Data records for software interfaces
↓↓↓
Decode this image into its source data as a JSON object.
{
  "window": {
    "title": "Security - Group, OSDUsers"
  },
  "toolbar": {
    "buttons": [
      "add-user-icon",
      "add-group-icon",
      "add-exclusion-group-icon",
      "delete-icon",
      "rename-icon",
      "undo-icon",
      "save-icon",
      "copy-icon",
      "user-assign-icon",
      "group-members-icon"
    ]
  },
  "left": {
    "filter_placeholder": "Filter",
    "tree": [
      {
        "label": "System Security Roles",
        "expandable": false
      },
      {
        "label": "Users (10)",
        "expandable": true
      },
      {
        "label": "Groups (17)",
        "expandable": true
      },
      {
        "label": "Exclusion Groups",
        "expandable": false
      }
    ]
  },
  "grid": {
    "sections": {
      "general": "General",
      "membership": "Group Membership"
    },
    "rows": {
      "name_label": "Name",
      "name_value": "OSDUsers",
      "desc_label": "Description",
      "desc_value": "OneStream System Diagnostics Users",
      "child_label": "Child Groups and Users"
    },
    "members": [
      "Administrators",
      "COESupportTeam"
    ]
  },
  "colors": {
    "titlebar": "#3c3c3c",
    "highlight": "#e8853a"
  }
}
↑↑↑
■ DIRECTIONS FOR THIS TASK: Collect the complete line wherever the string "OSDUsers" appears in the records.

■ TASK RESPONSE:
    "title": "Security - Group, OSDUsers"
      "name_value": "OSDUsers",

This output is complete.